Most conservation planning uses two-dimensional planning units. In a recent study, our researchers developed a method to use three-dimensional planning units for marine conservation prioritisation. Why? Because marine environments are of varying and considerable depths (oceans are an average of 3700m deep), and accounting for depth could lead to better conservation outcomes.
The team, led by Ruben Venegas, developed a novel 3-D spatial conservation prioritisation methodology that accounts for depth and allows for vertical zoning of management actions.
Using the Mediterranean Sea as a case study, they used Marxan software and adapted it for 3-D planning. They were able to quantify factors such as biodiversity features and human activities distributed vertically and horizontally in the water column. They were then able to identify areas as priorities for conservation (where conservation targets could be achieved for minimal cost). In some cases, the priority areas were only at specific depth-layers of the water column.
They compared this methodology with using 2-D planning units, and found that 3-D conservation planning was more efficient and able to target specific conservation actions to specific depth layers of the water column.
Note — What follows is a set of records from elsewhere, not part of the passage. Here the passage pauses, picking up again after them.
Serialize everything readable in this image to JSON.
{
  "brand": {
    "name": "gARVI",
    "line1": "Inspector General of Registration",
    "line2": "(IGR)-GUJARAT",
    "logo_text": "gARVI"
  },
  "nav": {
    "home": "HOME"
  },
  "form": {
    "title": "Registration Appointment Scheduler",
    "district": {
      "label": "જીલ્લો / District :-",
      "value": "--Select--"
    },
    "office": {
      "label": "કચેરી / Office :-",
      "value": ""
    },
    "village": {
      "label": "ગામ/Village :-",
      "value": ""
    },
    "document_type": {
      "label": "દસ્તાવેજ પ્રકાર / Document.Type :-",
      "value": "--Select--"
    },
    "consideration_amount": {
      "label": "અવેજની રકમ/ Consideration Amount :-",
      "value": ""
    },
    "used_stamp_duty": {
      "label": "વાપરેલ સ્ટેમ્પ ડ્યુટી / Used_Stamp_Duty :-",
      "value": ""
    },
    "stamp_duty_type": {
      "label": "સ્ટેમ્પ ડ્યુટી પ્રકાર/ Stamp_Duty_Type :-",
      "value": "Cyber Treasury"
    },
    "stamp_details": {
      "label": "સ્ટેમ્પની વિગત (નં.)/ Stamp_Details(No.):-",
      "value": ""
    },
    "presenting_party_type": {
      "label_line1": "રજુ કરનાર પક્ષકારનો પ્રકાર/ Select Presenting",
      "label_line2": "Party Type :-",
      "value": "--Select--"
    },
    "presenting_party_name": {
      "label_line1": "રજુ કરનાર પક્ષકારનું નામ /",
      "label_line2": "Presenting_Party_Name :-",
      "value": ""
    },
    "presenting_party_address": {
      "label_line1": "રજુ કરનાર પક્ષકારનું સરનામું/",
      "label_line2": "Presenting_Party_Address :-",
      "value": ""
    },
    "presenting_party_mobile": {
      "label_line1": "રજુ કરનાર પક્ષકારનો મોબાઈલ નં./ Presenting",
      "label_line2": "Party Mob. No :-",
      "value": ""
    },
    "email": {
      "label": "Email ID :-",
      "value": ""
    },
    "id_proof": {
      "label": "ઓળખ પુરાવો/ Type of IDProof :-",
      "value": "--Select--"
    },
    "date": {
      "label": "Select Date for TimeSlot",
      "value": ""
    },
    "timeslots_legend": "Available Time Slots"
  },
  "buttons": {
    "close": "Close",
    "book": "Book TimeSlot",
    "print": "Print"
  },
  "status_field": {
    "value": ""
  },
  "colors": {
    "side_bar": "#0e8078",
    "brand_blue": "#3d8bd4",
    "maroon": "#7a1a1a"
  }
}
Venegas-Li, Ruben; Levin, Noam; Possingham, Hugh; and Kark, Salit. 2017. 3D spatial conservation prioritisation: Accounting for depth in marine environments. Methods in Ecology and Evolution. DOI: 10.1111/2041-210X.12896